Descendants of King Richard III have demanded that his remains are reburied in York.
The remains of Richard III are likely to stay in Leicester according to Ladbrokes.
More than 1,000 people have signed an official petition to have Richard of York's remains brought back to Yorkshire.
The legal battle over where the remains of Richard III will be buried has been adjourned.
Three High Court judges decided to adjourn the case to a later date because another party had joined the legal confrontation.
The remains of the last Plantagenet King were found buried under a car park in Leicester last year, and the plan was for them to be reinterred in a tomb in Leicester Cathedral.
But distant relatives of the King in York have brought a legal challenge to this decision. The Plantagenet Alliance claim the remains should be reburied at York Minister, as he wished.
The legal challenge consists of concerns that the Justice Secretary failed to consult before giving archaeologists at the University of Leicester license to excavate Richard’s body, and decide where he would be reburied.

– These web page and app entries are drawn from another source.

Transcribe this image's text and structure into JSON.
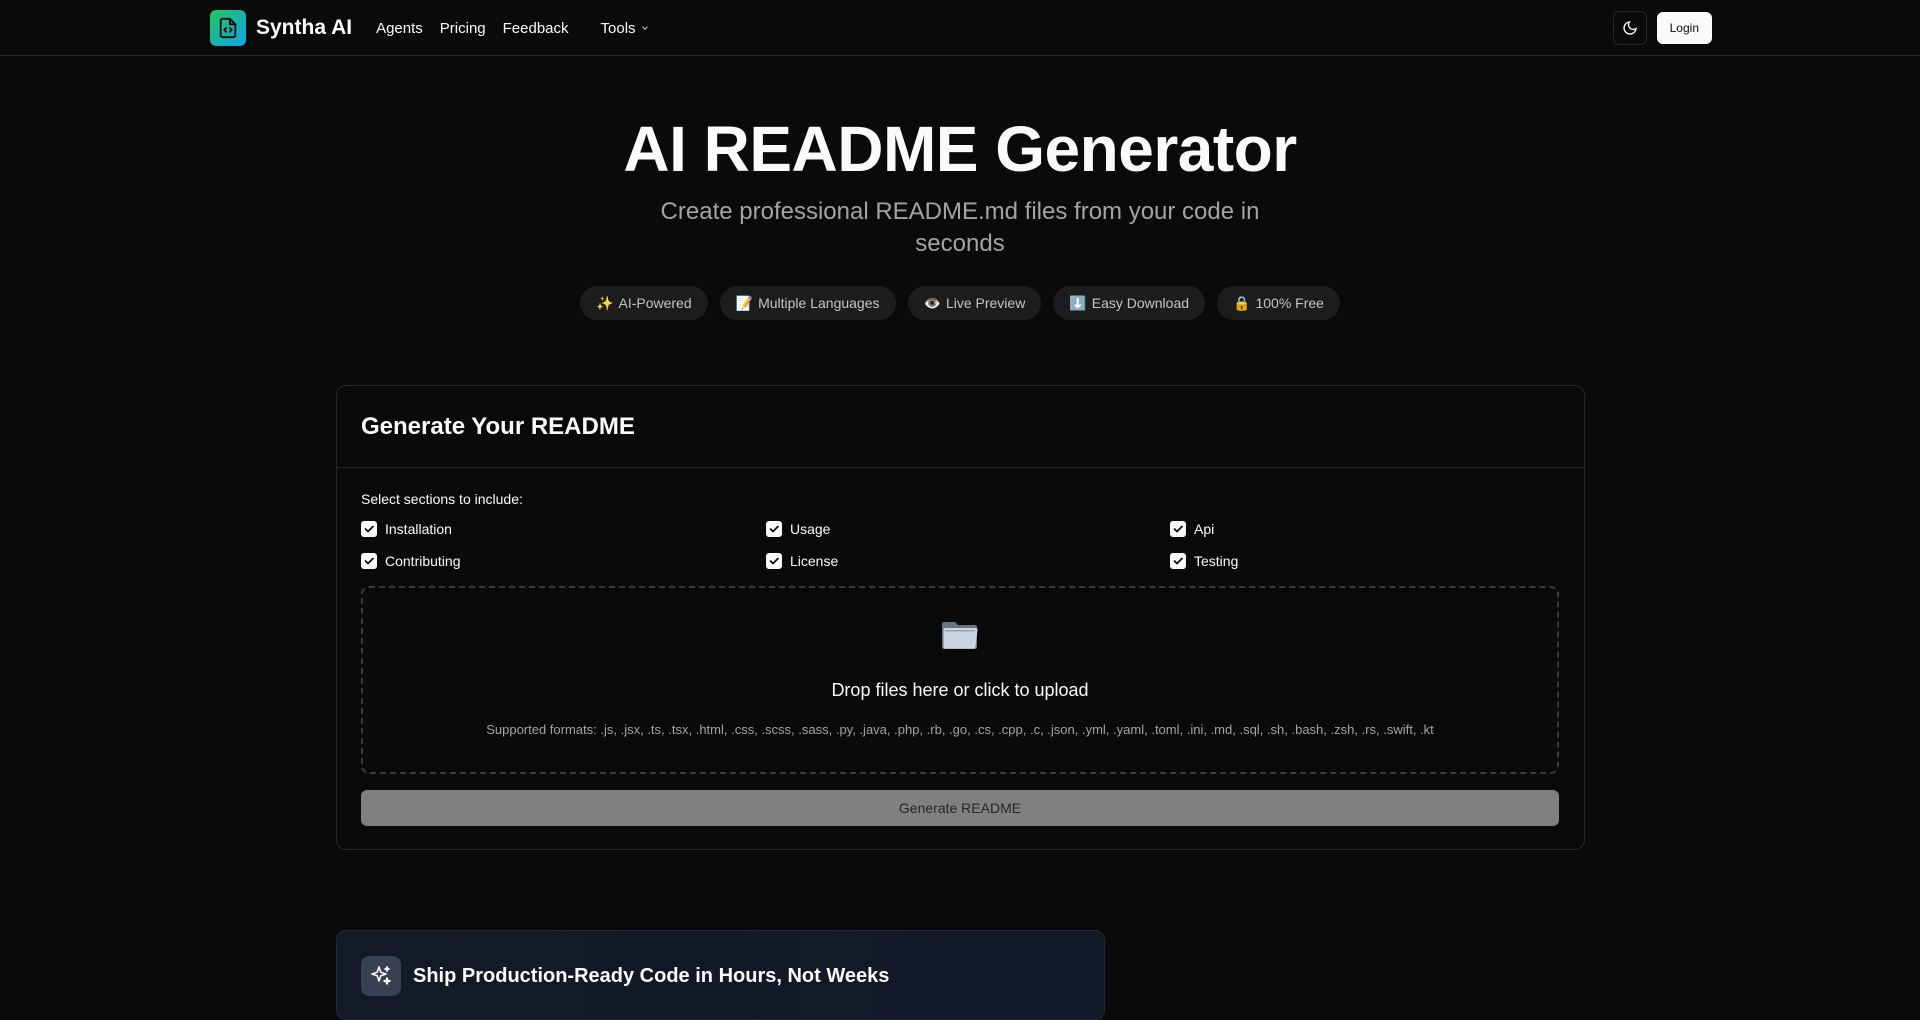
{
  "nav": {
    "brand": "Syntha AI",
    "links": [
      "Agents",
      "Pricing",
      "Feedback"
    ],
    "tools_label": "Tools",
    "login_label": "Login"
  },
  "hero": {
    "title": "AI README Generator",
    "subtitle": "Create professional README.md files from your code in seconds",
    "badges": [
      {
        "icon": "✨",
        "label": "AI-Powered"
      },
      {
        "icon": "📝",
        "label": "Multiple Languages"
      },
      {
        "icon": "👁️",
        "label": "Live Preview"
      },
      {
        "icon": "⬇️",
        "label": "Easy Download"
      },
      {
        "icon": "🔒",
        "label": "100% Free"
      }
    ]
  },
  "generator": {
    "title": "Generate Your README",
    "sections_label": "Select sections to include:",
    "sections": [
      {
        "label": "Installation",
        "checked": true
      },
      {
        "label": "Usage",
        "checked": true
      },
      {
        "label": "Api",
        "checked": true
      },
      {
        "label": "Contributing",
        "checked": true
      },
      {
        "label": "License",
        "checked": true
      },
      {
        "label": "Testing",
        "checked": true
      }
    ],
    "dropzone": {
      "icon": "folder-icon",
      "title": "Drop files here or click to upload",
      "formats": "Supported formats: .js, .jsx, .ts, .tsx, .html, .css, .scss, .sass, .py, .java, .php, .rb, .go, .cs, .cpp, .c, .json, .yml, .yaml, .toml, .ini, .md, .sql, .sh, .bash, .zsh, .rs, .swift, .kt"
    },
    "generate_label": "Generate README"
  },
  "promo": {
    "title": "Ship Production-Ready Code in Hours, Not Weeks"
  },
  "colors": {
    "background": "#0a0a0a",
    "border": "#262626",
    "muted_text": "#a3a3a3",
    "button_disabled": "#808080"
  }
}
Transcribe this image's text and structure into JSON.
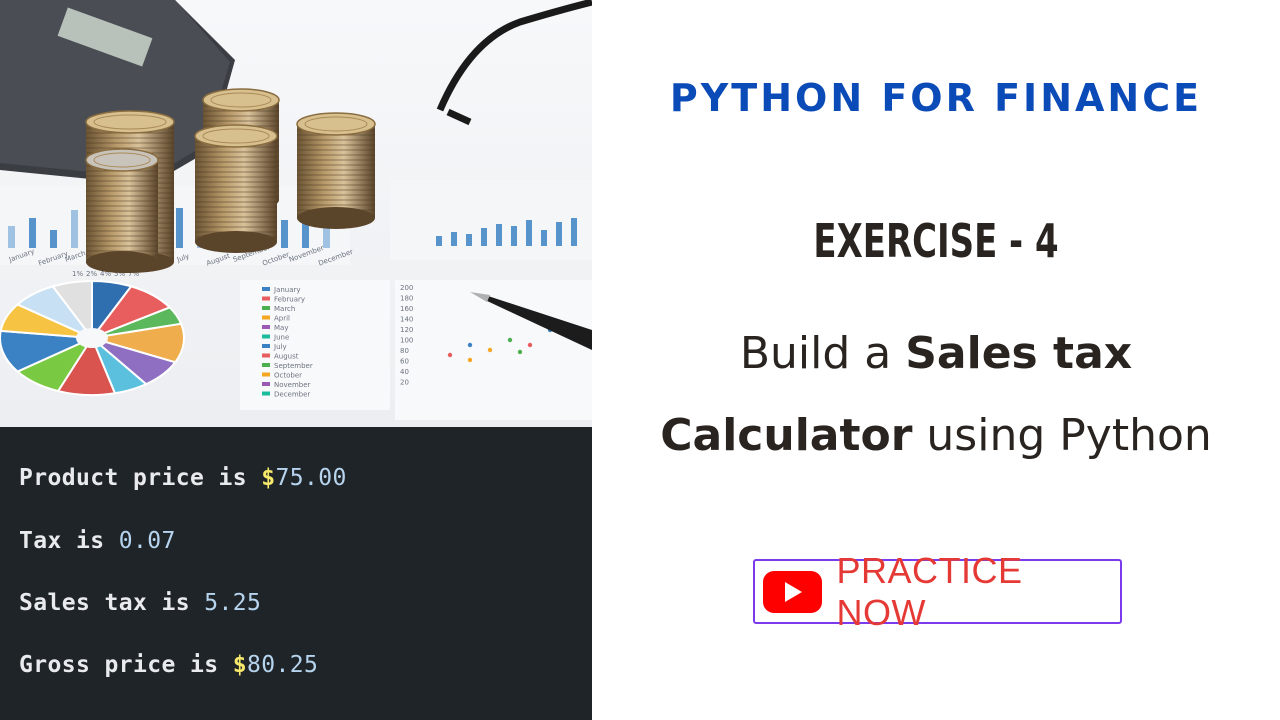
{
  "title": "PYTHON FOR FINANCE",
  "exercise": "EXERCISE - 4",
  "headline": {
    "line1_prefix": "Build a ",
    "line1_bold": "Sales tax",
    "line2_bold": "Calculator",
    "line2_suffix": " using Python"
  },
  "practice_button": {
    "label": "PRACTICE NOW",
    "icon": "youtube-play-icon",
    "text_color": "#e53935",
    "border_color": "#7c3aed"
  },
  "console": {
    "background": "#1f2428",
    "lines": [
      {
        "prefix": "Product price is ",
        "dollar": "$",
        "value": "75.00"
      },
      {
        "prefix": "Tax is ",
        "dollar": "",
        "value": "0.07"
      },
      {
        "prefix": "Sales tax is ",
        "dollar": "",
        "value": "5.25"
      },
      {
        "prefix": "Gross price is ",
        "dollar": "$",
        "value": "80.25"
      }
    ]
  },
  "photo": {
    "description_icons": [
      "calculator-icon",
      "coin-stack-icon",
      "pie-chart-icon",
      "pen-icon",
      "glasses-icon"
    ],
    "month_labels": [
      "January",
      "February",
      "March",
      "April",
      "May",
      "June",
      "July",
      "August",
      "September",
      "October",
      "November",
      "December"
    ],
    "pie_labels": [
      "1%",
      "2%",
      "4%",
      "5%",
      "7%"
    ],
    "axis_labels": [
      "200",
      "180",
      "160",
      "140",
      "120",
      "100",
      "80",
      "60",
      "40",
      "20"
    ],
    "accent_color": "#3b82c4"
  },
  "colors": {
    "title_blue": "#0b4bb8",
    "dark_text": "#2a2420",
    "dollar_yellow": "#f5e86b",
    "number_blue": "#b6d4ee"
  }
}
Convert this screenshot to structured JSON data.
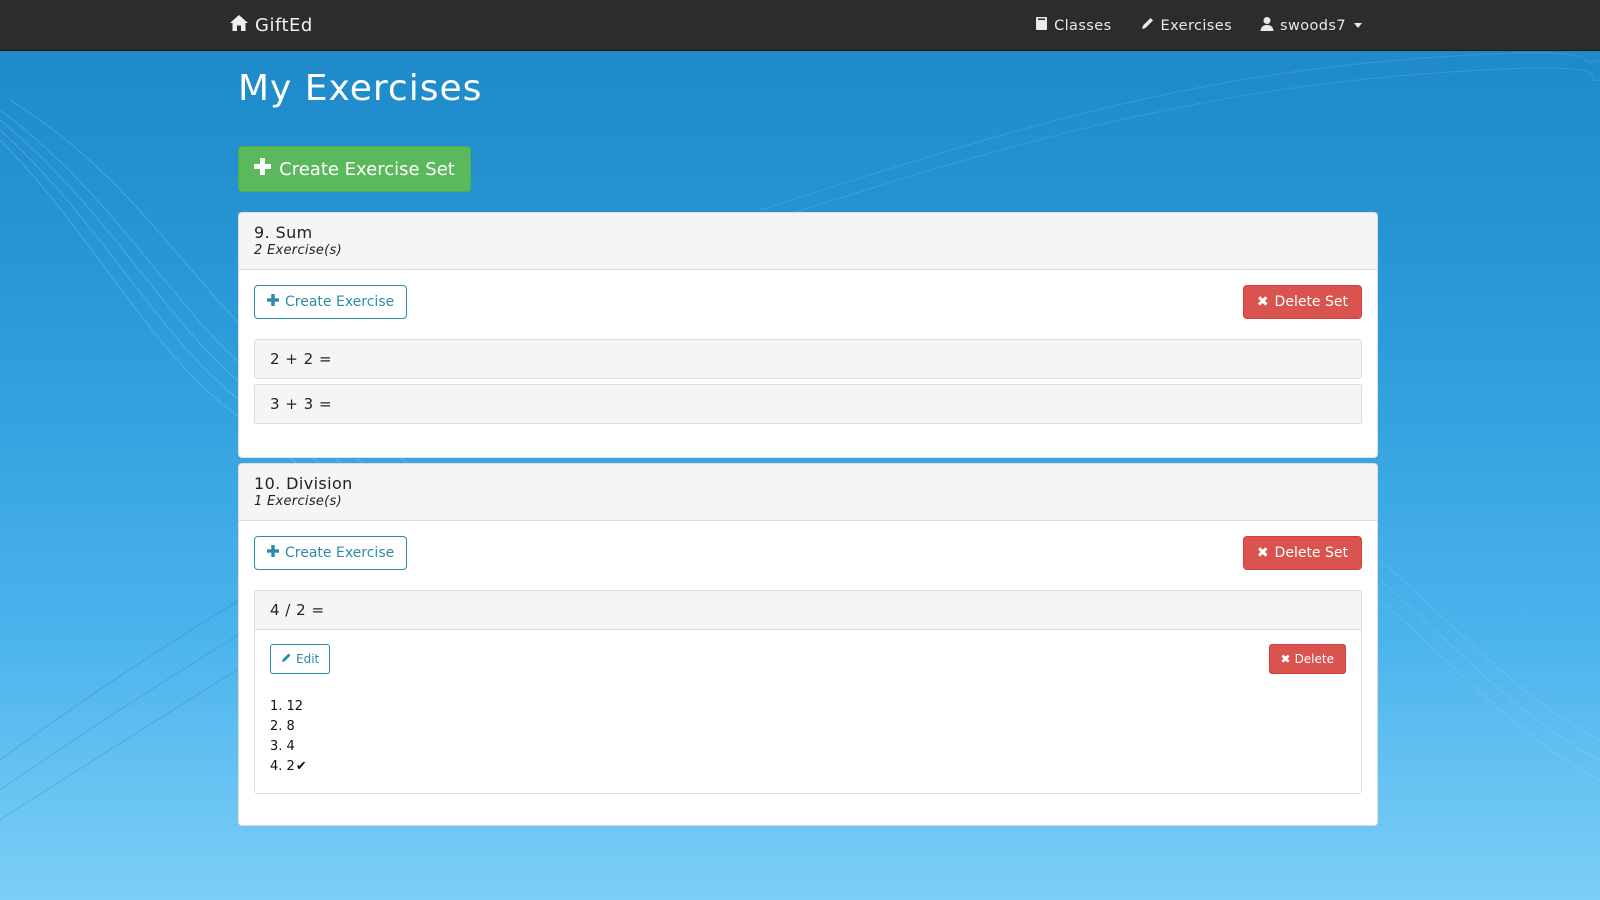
{
  "navbar": {
    "brand": "GiftEd",
    "items": [
      {
        "label": "Classes",
        "icon": "book-icon"
      },
      {
        "label": "Exercises",
        "icon": "pencil-icon"
      },
      {
        "label": "swoods7",
        "icon": "user-icon"
      }
    ]
  },
  "page": {
    "title": "My Exercises",
    "create_set_label": "Create Exercise Set"
  },
  "sets": [
    {
      "title": "9. Sum",
      "count": "2 Exercise(s)",
      "create_label": "Create Exercise",
      "delete_label": "Delete Set",
      "exercises": [
        {
          "question": "2 + 2 ="
        },
        {
          "question": "3 + 3 ="
        }
      ]
    },
    {
      "title": "10. Division",
      "count": "1 Exercise(s)",
      "create_label": "Create Exercise",
      "delete_label": "Delete Set",
      "exercises": [
        {
          "question": "4 / 2 =",
          "edit_label": "Edit",
          "delete_label": "Delete",
          "answers": [
            "1. 12",
            "2. 8",
            "3. 4",
            "4. 2"
          ],
          "correct_mark": "✔"
        }
      ]
    }
  ],
  "colors": {
    "navbar": "#2c2c2c",
    "success": "#5cb85c",
    "danger": "#d9534f",
    "primary_outline": "#2a8ca8"
  }
}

Now the case has been adjourned so that Leicester City Council can be added to the list of parties being challenged by the York group.
The battle to decide where the remains of Richard III are to be buried goes to the High Court today.
The full judicial review hearing about whether the exhuming and reinterring of Richard III's remains should be allowed takes place at London's High Court.
Involving two judges and expected to last a whole day, the hearing will specifically examine the Ministry of Justice's decision to grant a "section 25 licence" to the University of Leicester.
This authorised the university to remove the king's remains from beneath a council car park and reinter them. The university subsequently announced it intended the reburial would take place in Leicester Cathedral.
A group of the king's descendants, known as Plantagenet Alliance Limited, which wants his final resting place to be York, has brought Tuesday's case in an effort to have the "section 25 licence" quashed.
The judge also, in a quid pro quo for granting a full PCO, capped the costs the Alliance can recover from the Justice Secretary and the University of Leicester, the second defendant in the case, at £70,000.
The Alliance had suggested the cap should be dramatically increased by 50% to reflect the Justice secretary's "aggravating" conduct, including his public criticism of the proceedings going to court in the media.
A Ministry of Justice spokesman said: "It is unfair for taxpayers to have to fund the case being brought by the Plantagenet Alliance and we are disappointed by the court's decision on this issue.
"We will now consider the judgment on this appeal and decide our next steps. We will continue to vigorously defend our position at the main judicial review hearing."
Justice Secretary Chris Grayling has lost his High Court bid to stop distant relatives of Richard III having their costs protected if they lose their legal battle over where the monarch's remains should be reburied.
Lawyers for Mr Grayling argued that taxpayers should not have to foot the bill.
But a judge ruled today the relatives, who have formed the Plantagenet Alliance Ltd to fight for the remains to be buried at York Minster, are entitled to a protective costs order (PCO).
Mr Justice Haddon-Cave ruled that he was satisfied that "it was, and is, appropriate, to grant a full PCO".
It is understood that loss of the PCO could have jeopardised the judicial review application going ahead.
Dame Judi Dench has thrown her support behind campaigners calling for the remains of Richard III to be buried in York.
The actress, who was born in the city, says she will sign the petition asking the Government to ensure the remains of the last Yorkist King are buried in York Minster, rather than in Leceister where they were discovered in a car park during an archaeological dig last year.
People from across Britain, and Europe, watched and took part in the first re-enactment of the Battle of Bosworth since Richard III was rediscovered.
The event gained a boost thanks to the fame surrounding the former King.
Big crowds attended a re-enactment of the Battle of Bosworth this weekend in Leicestershire.
It was the first re-enactment since the remains of King Richard III were famously found in Leicester.
The fame surrounding the rediscovery of the King has impacted on the popularity of the Bosworth event.
The remains of King Richard III, which were discovered under a city car park, were found in a hastily dug, untidy grave, researchers have revealed.
Academics from the University of Leicester said the bones of the last Plantagenet king were placed in an odd position and the torso crammed in. He was casually placed in a badly prepared grave, suggesting gravediggers were in a hurry to bury him or had little respect for the murdered king.
The lozenge-shaped grave was too short to contain the body conventionally, and there is evidence to suggest his hands might have been tied when he was buried.
A model of King Richard the Third has gone on show, created after archaeologists discovered the body of the last King of the House of York under a car park.